Once it was suggested that this is an audacious move for a 32-year-old who's never run for office before, he clearly didn't agree.
"Young and inexperienced? I would argue that point. I would argue that I'm maybe the only candidate running that's ever created a private sector job, and maybe the only candidate running that's ever made a payroll," he said, warming to the subject.
"I have a unique set of experiences. I worked in the Bredesen administration and I am the founder and CEO of a small business that I started in 2005 with $5,000 I'd saved up and a laptop I borrowed from a guy who is now my father-in-law. I spent two years sleeping on a couch while I got that business started. That also plays into the kind of experience that's needed. It's who can take an idea and a little bit of resources and make something of it. I'd argue that I'm probably the most experienced candidate for mayor." Padgett says he opposes the scattered-site approach to housing the chronically homeless because "Nobody can tell me how much it's going to cost."
He says he will focus on big-picture issues like bringing jobs to Knoxville and surround himself with competent people who can take care of the nuts and bolts of city government.
"I'm not running for mayor to fill potholes. I will surround myself with the right people and do those three or four things that will move Knoxville forward the most."
Padgett and his wife, Katie, have a daughter, Kirby, who is a year old. They live in the Rocky Hill area. He is the son of Patty and Mike Padgett, who served as county clerk for 23 years.
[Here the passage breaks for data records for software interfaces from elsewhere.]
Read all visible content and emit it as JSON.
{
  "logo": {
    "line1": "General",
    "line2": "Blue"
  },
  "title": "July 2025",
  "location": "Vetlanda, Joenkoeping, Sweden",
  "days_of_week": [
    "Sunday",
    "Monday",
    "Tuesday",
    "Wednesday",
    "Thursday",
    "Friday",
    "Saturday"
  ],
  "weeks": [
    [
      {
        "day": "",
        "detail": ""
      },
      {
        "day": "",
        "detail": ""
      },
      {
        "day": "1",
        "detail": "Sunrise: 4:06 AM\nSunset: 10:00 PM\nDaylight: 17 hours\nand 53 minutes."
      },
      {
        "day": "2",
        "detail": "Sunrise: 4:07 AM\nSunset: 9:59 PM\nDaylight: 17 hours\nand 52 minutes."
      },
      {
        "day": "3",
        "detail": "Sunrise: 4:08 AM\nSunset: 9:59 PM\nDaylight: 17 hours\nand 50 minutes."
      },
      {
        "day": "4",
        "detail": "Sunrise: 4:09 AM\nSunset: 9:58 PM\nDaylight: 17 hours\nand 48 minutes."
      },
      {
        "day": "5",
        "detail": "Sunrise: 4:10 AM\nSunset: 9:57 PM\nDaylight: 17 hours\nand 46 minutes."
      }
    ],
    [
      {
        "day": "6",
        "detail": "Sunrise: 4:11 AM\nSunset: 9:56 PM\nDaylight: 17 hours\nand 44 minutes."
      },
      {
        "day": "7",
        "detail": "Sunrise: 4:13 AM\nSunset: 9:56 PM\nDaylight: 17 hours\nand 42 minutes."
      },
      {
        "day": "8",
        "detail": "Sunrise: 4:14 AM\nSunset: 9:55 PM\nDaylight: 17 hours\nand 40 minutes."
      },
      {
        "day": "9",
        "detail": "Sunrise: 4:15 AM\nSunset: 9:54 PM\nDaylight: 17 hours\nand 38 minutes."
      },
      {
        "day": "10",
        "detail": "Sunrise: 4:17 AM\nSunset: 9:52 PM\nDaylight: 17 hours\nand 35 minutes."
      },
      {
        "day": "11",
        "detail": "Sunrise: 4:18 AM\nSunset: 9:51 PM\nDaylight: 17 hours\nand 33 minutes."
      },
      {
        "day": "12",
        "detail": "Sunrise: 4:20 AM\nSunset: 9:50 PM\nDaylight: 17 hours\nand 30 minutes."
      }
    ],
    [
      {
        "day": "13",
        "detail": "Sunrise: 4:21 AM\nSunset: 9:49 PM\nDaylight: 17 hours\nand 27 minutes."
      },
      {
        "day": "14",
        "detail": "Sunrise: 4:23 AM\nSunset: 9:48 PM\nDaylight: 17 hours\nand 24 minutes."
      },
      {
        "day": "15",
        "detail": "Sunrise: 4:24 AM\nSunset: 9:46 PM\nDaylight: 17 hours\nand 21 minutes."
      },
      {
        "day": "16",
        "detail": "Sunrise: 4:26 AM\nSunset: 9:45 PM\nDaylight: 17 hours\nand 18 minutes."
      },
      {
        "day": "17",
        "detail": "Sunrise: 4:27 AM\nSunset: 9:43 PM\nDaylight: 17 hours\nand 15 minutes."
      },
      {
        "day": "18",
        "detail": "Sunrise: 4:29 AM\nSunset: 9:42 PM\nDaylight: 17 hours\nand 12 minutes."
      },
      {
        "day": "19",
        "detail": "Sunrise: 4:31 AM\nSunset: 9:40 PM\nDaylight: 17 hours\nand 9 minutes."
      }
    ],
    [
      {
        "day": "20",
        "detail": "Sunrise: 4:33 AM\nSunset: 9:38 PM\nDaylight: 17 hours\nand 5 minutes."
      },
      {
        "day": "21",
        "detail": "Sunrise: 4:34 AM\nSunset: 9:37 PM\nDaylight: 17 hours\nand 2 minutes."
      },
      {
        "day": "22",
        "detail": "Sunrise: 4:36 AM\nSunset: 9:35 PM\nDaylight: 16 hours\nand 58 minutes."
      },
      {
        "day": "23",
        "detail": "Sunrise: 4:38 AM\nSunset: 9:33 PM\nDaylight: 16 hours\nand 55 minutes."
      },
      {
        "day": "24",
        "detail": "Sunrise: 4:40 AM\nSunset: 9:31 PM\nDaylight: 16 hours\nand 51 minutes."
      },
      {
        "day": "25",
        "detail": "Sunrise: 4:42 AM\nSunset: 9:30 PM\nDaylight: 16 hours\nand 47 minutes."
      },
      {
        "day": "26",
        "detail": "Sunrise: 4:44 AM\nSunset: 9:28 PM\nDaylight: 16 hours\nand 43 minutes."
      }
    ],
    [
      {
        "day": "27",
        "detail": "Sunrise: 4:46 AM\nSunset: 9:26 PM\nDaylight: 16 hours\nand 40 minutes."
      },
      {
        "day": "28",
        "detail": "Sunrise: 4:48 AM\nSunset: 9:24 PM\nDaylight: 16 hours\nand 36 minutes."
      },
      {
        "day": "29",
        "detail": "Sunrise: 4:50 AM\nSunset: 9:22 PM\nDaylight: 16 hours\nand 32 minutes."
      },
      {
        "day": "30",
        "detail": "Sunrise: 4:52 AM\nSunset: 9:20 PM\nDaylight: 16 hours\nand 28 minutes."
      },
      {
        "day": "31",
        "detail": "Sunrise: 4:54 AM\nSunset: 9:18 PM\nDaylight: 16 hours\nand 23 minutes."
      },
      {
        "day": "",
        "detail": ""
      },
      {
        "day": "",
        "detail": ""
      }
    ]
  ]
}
The Padgetts lived in Lonsdale, where Mark and his older brother Matt spent their earliest years just down the block from the Pioneer House restaurant his parents ran before his dad went into politics. His grandfather, Bill Padgett, served on City Council.
Mike and Patty Padgett moved their family to Halls when Mark was in the 8th grade. Both Mark and Matt were standouts in basketball there. Mark, a 6-3 combo guard, signed on with Troy State when he graduated from Halls High School in 1996, but transferred to Lincoln Memorial University his sophomore year and played basketball for three years there. He also earned an MBA degree from LMU.
Athletics and education were important in his family, he said.
"Both my brother and I attended college on basketball scholarships. My grandfather played football at UT. We still have the letters Gen. Neyland wrote him."
Padgett launched his business, eGovernment Solutions, in 2005, and today it provides software to a dozen East Tennessee counties. He says he got the idea when he worked for Gov. Phil Bredesen for three years as an administrative assistant charged with applying private sector efficiencies to government offices.
"We are a private sector company that understands how the public sector works. We provide a private enterprise solution to county government offices – everything from online services to general ledger," he said. "If you renew your car tags online in Nashville, that's us. If you pay court fees or fines of speeding tickets online in Monroe County, that's us. If you apply for a business license in Sevier county, that's us.
"We make government do what it should be doing by taking three, four, five man-hours out of the processes on the back end to provide better, faster services online. This is a very valuable tool for the next mayor."
Padgett employs 10 at eGovernment Solutions's Homberg Place office